Is Solomon a moron too? The wisest man who ever lived? Or did someone later entrusted with compiling the wise man’s proverbs not measure up to the job?
Or is something else going on?
I think the situation in Proverbs is clear. Solomon is toying with the idea, rolling the nuances around in his mind, after the manner of wisdom literature. Sometimes you answer a fool; sometimes you don’t. Now, says the wise man, let’s think about which is when.
With that example in mind, I think what’s happening in Samuel is reasonably clear. Saul is so evil that God regrets ever making him king. Out he goes. Reconsider? No. Why? God doesn’t change his mind.
This is a literary device, I would suggest, in a couple of ways. First, it’s irony—God’s changing his mind about Saul’s office, and he won’t reconsider, because he doesn’t change his mind (!). But there’s something much bigger going on here. As in the Proverbs example, in all these passages God is forcing us to keep a couple of competing ideas in our heads at the same time.

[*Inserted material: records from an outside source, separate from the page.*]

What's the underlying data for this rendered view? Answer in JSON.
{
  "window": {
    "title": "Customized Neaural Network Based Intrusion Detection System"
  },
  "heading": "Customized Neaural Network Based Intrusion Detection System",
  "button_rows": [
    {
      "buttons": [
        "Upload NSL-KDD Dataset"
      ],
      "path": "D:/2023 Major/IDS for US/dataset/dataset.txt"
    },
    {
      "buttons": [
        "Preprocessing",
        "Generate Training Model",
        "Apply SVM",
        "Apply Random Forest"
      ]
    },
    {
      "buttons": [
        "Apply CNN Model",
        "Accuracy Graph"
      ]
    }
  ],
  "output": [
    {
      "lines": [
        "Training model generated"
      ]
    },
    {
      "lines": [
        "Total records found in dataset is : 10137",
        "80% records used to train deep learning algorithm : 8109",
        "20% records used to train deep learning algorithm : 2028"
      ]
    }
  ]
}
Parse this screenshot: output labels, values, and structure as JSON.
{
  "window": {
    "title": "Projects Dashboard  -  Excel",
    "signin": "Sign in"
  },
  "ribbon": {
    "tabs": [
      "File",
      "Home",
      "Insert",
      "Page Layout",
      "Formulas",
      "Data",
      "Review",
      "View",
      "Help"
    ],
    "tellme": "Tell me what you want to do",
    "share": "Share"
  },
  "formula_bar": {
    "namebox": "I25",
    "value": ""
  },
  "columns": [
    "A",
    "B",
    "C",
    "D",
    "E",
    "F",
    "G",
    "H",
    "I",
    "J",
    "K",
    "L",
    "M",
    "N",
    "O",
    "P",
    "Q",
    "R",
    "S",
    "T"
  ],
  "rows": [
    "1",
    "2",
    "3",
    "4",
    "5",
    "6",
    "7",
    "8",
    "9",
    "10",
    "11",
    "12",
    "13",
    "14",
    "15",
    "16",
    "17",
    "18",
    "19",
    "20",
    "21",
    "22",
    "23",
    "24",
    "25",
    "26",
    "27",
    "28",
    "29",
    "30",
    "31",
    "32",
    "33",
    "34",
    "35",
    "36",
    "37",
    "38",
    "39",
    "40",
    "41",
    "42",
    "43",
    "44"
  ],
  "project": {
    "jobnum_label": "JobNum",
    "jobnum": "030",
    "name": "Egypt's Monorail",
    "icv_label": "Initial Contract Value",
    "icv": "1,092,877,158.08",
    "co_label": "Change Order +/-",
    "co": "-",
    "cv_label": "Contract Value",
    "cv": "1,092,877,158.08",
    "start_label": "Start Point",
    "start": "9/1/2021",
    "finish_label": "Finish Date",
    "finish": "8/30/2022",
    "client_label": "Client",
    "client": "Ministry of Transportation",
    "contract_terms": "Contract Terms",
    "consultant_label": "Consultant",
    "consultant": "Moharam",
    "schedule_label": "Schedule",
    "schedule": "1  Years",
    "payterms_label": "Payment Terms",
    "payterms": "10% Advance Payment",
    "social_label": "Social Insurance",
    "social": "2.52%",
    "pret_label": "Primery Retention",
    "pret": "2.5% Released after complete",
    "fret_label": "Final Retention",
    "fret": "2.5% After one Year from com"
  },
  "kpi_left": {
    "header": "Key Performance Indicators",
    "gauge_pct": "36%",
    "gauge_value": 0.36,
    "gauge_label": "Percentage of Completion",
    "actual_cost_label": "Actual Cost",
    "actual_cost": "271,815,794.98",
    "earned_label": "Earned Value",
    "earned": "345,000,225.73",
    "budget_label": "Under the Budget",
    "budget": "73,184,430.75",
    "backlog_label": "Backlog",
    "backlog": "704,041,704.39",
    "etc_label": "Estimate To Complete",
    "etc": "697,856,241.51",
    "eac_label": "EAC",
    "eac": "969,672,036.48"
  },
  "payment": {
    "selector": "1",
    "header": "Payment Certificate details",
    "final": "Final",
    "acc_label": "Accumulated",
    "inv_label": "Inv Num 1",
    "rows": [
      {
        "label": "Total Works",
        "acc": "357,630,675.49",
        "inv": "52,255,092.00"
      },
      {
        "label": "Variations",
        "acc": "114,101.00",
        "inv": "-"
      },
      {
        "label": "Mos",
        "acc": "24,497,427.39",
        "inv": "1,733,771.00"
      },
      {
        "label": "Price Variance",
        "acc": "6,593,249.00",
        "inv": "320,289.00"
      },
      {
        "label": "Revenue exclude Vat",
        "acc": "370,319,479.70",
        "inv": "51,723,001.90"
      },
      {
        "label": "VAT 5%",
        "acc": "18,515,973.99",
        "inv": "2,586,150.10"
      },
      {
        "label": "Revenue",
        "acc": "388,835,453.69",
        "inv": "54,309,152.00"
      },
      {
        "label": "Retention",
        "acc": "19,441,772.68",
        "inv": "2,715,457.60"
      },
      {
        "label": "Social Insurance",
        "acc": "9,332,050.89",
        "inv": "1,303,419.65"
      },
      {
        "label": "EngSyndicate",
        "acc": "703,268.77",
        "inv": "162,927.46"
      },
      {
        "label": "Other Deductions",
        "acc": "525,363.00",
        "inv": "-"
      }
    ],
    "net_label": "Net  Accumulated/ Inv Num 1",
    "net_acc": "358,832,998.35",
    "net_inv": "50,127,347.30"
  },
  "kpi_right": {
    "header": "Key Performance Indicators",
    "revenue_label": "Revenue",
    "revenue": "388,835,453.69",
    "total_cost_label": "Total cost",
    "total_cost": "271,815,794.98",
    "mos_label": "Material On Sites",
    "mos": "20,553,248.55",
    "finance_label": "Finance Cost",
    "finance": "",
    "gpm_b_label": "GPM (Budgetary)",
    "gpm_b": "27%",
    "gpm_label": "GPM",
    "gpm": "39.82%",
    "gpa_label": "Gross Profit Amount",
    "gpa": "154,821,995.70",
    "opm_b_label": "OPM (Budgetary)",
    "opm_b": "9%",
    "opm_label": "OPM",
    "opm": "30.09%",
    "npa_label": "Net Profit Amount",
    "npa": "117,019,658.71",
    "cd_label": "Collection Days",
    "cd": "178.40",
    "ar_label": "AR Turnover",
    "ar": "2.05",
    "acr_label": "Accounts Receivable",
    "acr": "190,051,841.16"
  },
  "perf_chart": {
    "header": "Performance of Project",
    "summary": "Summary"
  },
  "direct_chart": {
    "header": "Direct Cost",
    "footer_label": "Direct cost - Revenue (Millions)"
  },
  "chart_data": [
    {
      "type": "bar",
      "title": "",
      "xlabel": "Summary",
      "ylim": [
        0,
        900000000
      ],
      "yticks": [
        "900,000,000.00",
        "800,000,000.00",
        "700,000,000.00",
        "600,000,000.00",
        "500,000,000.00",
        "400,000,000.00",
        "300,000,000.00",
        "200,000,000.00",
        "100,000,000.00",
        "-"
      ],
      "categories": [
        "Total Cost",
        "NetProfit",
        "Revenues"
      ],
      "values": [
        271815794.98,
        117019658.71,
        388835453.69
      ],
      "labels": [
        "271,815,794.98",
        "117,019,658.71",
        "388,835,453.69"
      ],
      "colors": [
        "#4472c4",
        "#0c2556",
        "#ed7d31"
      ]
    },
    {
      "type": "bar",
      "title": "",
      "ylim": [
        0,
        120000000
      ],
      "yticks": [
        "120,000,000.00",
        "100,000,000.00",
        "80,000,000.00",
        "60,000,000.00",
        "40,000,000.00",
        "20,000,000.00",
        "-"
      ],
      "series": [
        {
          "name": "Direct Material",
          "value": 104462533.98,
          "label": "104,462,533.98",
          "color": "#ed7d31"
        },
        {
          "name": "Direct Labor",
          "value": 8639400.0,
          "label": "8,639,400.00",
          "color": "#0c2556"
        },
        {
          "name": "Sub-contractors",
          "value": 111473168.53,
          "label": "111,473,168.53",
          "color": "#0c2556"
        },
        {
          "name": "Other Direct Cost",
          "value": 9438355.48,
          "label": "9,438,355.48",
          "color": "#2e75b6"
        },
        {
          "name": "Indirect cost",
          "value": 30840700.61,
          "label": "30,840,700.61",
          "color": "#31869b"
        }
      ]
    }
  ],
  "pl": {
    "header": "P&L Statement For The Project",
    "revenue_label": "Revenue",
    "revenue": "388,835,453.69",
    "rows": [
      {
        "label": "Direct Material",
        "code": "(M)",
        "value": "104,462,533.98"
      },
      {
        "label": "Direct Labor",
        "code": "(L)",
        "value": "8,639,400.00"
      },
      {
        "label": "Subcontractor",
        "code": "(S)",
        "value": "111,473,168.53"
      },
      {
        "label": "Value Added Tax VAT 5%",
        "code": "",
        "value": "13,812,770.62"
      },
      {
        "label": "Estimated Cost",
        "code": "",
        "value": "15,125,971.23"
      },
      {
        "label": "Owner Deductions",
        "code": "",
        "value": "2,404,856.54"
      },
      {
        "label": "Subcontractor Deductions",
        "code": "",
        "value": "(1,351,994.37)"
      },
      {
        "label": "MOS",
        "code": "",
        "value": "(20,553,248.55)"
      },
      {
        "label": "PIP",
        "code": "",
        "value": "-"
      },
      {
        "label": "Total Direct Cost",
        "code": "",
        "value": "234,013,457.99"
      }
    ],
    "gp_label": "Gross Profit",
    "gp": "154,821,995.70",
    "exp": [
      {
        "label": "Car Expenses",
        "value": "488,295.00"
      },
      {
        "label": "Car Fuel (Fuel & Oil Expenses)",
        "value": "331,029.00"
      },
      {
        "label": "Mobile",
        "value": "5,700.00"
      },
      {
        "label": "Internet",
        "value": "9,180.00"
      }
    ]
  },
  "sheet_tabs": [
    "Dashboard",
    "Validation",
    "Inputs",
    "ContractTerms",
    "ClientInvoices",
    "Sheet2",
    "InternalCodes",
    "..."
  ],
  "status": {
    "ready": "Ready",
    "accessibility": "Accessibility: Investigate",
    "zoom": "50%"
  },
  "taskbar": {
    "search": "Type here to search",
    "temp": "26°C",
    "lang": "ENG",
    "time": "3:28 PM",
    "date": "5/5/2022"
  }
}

Competing Idea #1: God is transcendent, omniscient, and perfect. There is no Plan B, because unlike us he doesn’t need one. He knows the present (Gen 20.6); he knows the future (Is 44.28); he even knows contingencies, or “what would happen if …” (1S 23.10-14).
This makes him sound distant. But that’s not all there is to him.
Competing Idea #2: God is personal; he has a mind, and a will, and emotions. He is moved by our pleas; he is near and loving and caring (Ps 103.13). He is moved to action by our cries for help.
Both of these things are true of the same person. Is this a contradiction?
No, it’s not. It’s a round character.
God is infinite, and our minds are finite. He’s not going to fit into a box the size of our skulls.
Is this a theological problem? Does the atheist have a point?
I don’t think so. Here’s why.
If the atheist is right—if “God” is just a character we have invented—then we would have invented one we could understand and explain. We certainly wouldn’t have invented one who occasionally embarrasses us in front of our friends.
But if there is a God, then by definition he’s infinite. And since we’re not, we would expect that on occasion he would roam beyond the horizon of our understanding. What’s happening here is precisely what we would expect if God is real.
Next time: So what’s the point?—what we learn from all those times he repented.